In the way that Margaret Mitchell romanticized the South after the Civil War, revising history to fit her own narratives and prejudices, so too have we romanticized films like Gone With the Wind and Star Wars — forming attachments based on our own narratives and prejudices. Gone With the Wind is a story based on nostalgia for a past that doesn’t accurately reflect the realities of the period in which it takes place. Disney, the company that now owns the Star Wars films, has made nostalgia its primary business model, making heaps of cash from our own warm and hazy memories of supposedly happier times and fantastical escapes, which may or may not accurately reflect the realities of our pasts. But Selznick and Mitchell — and in some respects, D.W. Griffith — did it first, for better or worse.

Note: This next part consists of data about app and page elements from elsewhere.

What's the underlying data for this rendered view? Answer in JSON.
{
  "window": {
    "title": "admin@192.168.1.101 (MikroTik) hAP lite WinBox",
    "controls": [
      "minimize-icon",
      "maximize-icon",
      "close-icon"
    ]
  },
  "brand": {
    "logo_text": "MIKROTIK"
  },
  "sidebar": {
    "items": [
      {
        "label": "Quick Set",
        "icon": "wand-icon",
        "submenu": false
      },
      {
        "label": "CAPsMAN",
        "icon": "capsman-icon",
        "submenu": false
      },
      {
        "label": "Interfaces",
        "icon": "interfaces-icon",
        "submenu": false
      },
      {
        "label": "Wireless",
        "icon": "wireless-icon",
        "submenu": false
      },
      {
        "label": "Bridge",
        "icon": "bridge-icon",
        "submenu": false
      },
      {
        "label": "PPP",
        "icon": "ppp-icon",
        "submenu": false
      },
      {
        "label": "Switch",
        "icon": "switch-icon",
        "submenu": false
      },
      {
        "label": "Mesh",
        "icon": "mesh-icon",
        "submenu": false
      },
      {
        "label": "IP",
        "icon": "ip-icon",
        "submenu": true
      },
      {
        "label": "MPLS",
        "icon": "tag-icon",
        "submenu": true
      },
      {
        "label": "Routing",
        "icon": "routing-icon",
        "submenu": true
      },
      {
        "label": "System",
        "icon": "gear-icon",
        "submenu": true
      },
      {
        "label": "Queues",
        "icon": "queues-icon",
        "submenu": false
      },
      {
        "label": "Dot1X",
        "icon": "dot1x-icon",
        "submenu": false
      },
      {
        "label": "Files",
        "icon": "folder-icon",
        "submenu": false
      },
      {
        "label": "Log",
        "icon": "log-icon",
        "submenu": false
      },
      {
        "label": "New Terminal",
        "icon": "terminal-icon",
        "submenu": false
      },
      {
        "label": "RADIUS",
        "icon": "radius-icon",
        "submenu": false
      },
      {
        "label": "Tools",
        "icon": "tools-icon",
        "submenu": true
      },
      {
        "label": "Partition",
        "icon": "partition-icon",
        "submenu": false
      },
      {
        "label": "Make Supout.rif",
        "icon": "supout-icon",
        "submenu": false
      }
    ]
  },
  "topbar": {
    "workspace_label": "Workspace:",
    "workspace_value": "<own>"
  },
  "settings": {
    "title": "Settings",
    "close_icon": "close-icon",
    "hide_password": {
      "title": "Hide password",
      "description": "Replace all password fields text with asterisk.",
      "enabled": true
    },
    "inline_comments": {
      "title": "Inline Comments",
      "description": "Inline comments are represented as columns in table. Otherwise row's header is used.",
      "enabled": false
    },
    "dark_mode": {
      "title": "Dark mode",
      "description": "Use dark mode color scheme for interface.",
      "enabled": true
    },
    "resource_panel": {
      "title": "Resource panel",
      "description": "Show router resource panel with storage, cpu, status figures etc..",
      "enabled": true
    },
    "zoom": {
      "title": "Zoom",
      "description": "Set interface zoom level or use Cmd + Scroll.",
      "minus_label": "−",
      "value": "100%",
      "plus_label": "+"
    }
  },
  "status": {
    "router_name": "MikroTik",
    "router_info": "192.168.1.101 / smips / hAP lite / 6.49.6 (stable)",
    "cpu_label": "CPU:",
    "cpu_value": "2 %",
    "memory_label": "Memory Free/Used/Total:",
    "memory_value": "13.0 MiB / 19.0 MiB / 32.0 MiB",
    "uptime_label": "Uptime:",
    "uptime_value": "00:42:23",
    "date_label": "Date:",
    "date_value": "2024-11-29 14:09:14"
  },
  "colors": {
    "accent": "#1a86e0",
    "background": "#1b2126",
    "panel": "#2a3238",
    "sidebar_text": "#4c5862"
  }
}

The latest and last Star Wars movie is arriving at a curious moment for Hollywood — one where blockbusters are increasingly saturating the market, squeezing out smaller films. One where studios and filmmakers more than occasionally give in to the vocal demands of fans (see: the CGI overhaul of the upcoming Sonic the Hedgehog movie) who often treat these franchise properties with an obsessive holy reverence akin to Scarlett’s for Tara. 80 years later, in an era where every film is a sort of Gone With the Wind — that is, “the most anticipated movie of all time” with a massive built-in fan base — can any film actually be an enduring sensation ever again? And more specifically, can an original film like Gone With the Wind break through the monotony of well-trod “legendary” franchises today? As long as studios can continue cashing in on our own rose-colored views of the past — frankly my dears, they don’t give a damn.